I have a small collection of vintage dog clothing, and I recently returned to it to see if I could learn more about the makers and the circumstances that inspired them to offer these novelties for American dog owners. I’m especially fond of several pairs of dog booties, so let’s take a closer look at these.
I have spent a lot of time trying to figure out the material of these little boots. They aren’t made of a woven material, so I finally came to the conclusion that they are cut from some kind of early plastic sheet, or a sheet impregnated with a plastic, that has become hard and brittle over time. The bottoms are made of a different plastic that is shiny, black and imprinted with an “alligator scale” design. It too has become stiff and brittle. Even in their original condition, they probably didn’t conform completely to the dog’s foot, and they had to be laced on, which must have been inconvenient. This pair didn’t see much, if any, use. There is no documentation that they were made elsewhere, so I’m assuming that they were made in this country for U.S. Specialties Co., which distributed a wide array of pet supplies in the 1940s and 1950s.

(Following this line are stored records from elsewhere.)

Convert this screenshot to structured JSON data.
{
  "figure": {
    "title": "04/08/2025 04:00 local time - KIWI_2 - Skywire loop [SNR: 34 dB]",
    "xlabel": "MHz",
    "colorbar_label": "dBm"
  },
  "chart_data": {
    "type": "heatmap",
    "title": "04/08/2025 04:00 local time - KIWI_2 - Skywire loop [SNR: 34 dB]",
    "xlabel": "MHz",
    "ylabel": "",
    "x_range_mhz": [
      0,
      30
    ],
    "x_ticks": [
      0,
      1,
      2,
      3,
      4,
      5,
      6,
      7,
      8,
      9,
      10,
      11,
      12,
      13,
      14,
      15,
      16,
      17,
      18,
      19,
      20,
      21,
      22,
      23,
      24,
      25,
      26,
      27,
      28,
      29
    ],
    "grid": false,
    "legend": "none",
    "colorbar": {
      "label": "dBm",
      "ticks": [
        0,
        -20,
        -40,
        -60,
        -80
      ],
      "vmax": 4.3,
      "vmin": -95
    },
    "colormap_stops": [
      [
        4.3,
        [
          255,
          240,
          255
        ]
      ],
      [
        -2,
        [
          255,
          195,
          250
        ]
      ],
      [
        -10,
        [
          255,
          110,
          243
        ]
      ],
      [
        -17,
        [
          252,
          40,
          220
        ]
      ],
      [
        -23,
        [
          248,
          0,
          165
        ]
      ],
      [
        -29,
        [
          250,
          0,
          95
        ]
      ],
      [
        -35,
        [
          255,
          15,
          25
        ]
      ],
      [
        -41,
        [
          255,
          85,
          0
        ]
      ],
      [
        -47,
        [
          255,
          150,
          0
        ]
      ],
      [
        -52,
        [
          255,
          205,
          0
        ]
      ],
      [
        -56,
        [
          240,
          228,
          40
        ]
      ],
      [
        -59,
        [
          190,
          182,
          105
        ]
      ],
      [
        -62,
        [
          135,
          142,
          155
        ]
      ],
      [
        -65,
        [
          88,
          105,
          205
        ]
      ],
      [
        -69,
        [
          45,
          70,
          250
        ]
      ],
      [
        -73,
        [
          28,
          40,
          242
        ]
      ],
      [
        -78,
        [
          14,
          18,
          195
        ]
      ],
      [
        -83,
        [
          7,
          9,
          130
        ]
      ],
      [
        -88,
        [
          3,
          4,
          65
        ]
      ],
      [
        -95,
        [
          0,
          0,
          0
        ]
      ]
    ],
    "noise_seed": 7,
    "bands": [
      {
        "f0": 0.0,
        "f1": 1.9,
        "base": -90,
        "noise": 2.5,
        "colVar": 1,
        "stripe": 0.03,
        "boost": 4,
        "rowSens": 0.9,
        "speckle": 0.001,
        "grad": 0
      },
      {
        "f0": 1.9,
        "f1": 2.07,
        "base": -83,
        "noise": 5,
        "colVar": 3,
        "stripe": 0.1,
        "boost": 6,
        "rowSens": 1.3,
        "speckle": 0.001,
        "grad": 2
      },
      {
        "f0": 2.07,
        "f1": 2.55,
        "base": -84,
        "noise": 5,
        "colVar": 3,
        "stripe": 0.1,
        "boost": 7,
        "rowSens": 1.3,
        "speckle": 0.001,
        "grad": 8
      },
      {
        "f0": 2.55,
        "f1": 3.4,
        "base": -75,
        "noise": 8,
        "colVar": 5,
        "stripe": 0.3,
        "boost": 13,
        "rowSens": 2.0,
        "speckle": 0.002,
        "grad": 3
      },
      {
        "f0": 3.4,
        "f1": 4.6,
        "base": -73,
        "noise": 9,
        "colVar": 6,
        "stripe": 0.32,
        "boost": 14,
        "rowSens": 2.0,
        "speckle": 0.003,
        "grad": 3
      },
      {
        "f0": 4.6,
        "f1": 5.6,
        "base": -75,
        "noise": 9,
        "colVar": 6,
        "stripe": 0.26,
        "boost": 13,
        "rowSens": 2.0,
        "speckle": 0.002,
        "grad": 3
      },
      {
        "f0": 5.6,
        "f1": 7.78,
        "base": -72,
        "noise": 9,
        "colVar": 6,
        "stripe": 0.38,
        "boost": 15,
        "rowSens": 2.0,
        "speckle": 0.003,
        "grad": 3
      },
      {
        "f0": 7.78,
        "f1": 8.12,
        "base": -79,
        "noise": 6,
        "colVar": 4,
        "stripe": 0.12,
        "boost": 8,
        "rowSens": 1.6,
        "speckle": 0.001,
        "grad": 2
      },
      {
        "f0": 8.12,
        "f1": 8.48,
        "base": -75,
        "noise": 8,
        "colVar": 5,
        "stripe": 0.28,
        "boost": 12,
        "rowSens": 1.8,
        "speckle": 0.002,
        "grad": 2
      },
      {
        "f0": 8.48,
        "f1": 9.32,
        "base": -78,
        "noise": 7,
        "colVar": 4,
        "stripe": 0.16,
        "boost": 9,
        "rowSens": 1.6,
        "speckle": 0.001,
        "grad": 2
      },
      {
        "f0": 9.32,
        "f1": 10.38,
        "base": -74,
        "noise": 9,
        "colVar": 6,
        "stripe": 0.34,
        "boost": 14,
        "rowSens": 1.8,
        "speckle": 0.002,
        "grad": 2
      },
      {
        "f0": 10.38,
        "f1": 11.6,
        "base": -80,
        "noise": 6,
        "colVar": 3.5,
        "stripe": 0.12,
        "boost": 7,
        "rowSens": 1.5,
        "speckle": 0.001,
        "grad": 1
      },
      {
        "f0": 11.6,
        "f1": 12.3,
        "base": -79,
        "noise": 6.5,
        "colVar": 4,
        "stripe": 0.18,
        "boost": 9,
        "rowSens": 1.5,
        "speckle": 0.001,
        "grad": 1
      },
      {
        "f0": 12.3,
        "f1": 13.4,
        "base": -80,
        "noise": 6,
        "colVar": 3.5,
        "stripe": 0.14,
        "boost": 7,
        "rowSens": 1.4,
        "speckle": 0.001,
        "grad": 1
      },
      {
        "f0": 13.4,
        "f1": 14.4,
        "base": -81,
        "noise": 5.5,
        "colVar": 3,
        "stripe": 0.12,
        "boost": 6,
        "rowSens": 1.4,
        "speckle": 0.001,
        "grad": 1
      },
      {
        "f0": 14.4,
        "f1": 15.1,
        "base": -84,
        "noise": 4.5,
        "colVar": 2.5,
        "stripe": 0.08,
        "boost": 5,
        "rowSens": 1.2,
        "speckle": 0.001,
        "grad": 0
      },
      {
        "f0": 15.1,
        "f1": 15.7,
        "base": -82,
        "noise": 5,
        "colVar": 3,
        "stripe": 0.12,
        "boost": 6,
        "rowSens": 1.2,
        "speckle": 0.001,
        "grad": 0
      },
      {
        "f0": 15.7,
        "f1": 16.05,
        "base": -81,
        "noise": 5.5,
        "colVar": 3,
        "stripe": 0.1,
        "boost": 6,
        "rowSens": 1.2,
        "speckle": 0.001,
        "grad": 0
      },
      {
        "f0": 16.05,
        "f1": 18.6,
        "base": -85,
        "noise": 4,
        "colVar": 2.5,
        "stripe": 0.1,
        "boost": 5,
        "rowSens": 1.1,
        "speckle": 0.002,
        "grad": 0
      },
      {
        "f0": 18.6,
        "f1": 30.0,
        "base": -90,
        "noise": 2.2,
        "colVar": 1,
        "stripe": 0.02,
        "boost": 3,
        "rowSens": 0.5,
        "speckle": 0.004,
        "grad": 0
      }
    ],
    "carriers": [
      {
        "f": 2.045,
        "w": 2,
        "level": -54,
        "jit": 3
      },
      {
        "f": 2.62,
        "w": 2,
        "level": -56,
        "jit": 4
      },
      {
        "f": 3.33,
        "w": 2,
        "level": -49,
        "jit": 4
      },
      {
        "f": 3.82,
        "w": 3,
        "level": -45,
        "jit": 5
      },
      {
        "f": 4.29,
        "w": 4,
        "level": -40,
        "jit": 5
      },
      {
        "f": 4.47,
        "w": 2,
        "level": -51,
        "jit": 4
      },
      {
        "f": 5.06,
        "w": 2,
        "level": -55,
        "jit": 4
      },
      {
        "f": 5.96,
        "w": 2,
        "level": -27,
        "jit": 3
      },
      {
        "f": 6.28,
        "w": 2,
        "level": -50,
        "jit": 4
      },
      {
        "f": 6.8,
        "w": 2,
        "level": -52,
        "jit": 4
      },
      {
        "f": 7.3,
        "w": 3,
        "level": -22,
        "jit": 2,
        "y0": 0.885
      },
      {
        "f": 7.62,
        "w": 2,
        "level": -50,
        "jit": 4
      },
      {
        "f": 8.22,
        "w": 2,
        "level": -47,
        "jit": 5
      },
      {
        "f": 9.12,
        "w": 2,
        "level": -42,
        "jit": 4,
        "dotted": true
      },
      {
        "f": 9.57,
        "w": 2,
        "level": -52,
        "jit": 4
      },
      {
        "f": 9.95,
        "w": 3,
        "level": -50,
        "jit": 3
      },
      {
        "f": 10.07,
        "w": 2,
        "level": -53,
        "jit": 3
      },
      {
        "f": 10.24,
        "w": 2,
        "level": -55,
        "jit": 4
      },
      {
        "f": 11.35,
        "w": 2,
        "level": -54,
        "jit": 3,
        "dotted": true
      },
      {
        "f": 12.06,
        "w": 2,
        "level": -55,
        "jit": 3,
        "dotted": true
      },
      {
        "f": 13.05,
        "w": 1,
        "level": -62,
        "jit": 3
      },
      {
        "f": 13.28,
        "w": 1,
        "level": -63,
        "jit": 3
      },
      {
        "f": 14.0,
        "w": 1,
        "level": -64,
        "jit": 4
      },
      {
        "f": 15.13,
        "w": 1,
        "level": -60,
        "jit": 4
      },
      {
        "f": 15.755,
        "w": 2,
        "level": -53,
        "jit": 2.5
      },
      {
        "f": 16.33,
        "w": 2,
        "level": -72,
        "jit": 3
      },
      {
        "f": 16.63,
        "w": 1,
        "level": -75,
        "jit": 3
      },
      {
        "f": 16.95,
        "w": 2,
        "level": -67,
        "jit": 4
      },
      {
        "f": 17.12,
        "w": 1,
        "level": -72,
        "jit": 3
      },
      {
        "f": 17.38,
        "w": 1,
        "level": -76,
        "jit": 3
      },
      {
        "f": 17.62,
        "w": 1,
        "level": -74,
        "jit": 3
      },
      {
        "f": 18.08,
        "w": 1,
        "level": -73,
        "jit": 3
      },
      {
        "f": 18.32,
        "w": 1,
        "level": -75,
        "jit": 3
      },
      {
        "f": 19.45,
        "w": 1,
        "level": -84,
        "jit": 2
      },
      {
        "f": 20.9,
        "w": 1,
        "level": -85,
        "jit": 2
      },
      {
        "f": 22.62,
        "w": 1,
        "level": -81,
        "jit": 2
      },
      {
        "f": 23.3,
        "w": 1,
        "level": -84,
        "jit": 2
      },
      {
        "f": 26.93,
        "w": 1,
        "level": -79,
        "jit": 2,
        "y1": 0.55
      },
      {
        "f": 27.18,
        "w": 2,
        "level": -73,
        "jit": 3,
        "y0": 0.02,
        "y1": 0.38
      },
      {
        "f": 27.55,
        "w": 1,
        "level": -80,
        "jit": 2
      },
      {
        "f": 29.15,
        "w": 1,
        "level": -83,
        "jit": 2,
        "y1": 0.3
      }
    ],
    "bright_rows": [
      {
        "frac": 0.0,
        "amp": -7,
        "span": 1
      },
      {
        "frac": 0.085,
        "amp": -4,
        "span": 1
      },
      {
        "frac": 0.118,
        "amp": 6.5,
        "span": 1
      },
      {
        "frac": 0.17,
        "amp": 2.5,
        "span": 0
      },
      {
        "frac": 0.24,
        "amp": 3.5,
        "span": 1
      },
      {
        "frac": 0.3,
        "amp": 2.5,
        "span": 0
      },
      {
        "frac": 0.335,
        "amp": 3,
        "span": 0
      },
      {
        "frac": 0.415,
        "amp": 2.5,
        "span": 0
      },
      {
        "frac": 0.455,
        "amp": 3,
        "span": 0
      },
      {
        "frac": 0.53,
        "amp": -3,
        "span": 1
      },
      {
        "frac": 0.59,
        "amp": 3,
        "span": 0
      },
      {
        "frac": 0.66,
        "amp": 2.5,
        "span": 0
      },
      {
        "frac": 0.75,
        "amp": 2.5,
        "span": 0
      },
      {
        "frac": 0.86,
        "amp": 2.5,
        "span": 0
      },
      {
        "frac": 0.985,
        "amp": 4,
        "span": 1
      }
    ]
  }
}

So I looked around to see if I could find some kind of pattern or patent for these odd little boots, and I found a very similar design. David Richman of New York, New York, received the patent in 1936 for a “dog boot or galosh” that was supposed to be made of an unspecified “flexible waterproof sheet material.” Richman wrote, “It is thus possible to protect the animals from adverse weather conditions and to keep their feet clean so that they do not soil articles of furniture in the home when entering from the street.” Richman’s design has a single snap fastener at the top.
Although David Richman’s dog booties look stiff and uncomfortable in the drawing, I have seen pictures of old leather booties used to protect the feet of sled dogs (sorry that I do not have a good one for this), and there are quite a few similarities in the design — except that the sled dog boots, because they are leather, with rawhide laces, seem to have been soft, conforming to the paw. Richman’s justification for his patent design is interesting because it is very much directed to house dogs. And the box for these booties suggests that the dogs who wore them were riding in cars and living indoors. Further, in the 1940s, city dogs’ feet were exposed to a new material for making sidewalks and roads less slippery — rock salt. According to the National Geographic, Detroit was the first city to supply rock salt to its roads, in 1940.
The pair of dog boots below represent a couple of breakthroughs in the protection of little dog feet. Many pairs of these, made by Hollywood Dog Togs, survive “out there” on sites like eBay. This suggests that they were popular, but that some owners found them too troublesome to use.
Hollywood Dog Togs, Inc., was incorporated in California in 1958 and existed until 1983. It had been in operation by 1944, founded by Anne Ardmore and her husband Albert. Mrs. Ardmore designed and sewed dog clothing. There is another interesting story here about the new enthusiasm for “fashionable” clothing for small pet dogs, and I will share it a separate post about the company Hollywood Dog Togs.
The boots are still soft and pliable, although the elastic straps have lost much of their stretch. They were sized — mine are extra-small — and the box side below includes a nice picture of a happy pooch strapped into his boots.
I was even able to locate some information about the material of these boots. On 5 January 1958, the Miami Daily News-Record of Miami, Oklahoma, published a column called “Tire Talk from B.F. Goodrich” that discussed them specifically.
This unusual new product protects dog’s paws….The smart-looking boots slip on easily and comfort is insured by an adjustable ankle strap fastener….Marketed by Anne Ardmore’s Hollywood Dog Togs of Sherman Oaks, Calif., the boots are molded from geon vinyl resins supplied by B.F. Goodrich Chemical Co.”
So both these little pairs of boots were part of the plastics revolution, although only the vinyl resin in the Hollywood Dog Togs boots has held up over time.
As people use more and more salt on their sidewalks and streets, dogs need foot protection more than ever. Does your dog wear winter boots?
This is a fascinating post, Kasey. I bought booties for my dog Scout for the first time this winter. The musher’s wax that I use was no match for this year’s ice and snow. Her booties look like old fashioned monkey socks. 🐒
Correction: I meant to say no match for this year’s ice and salt.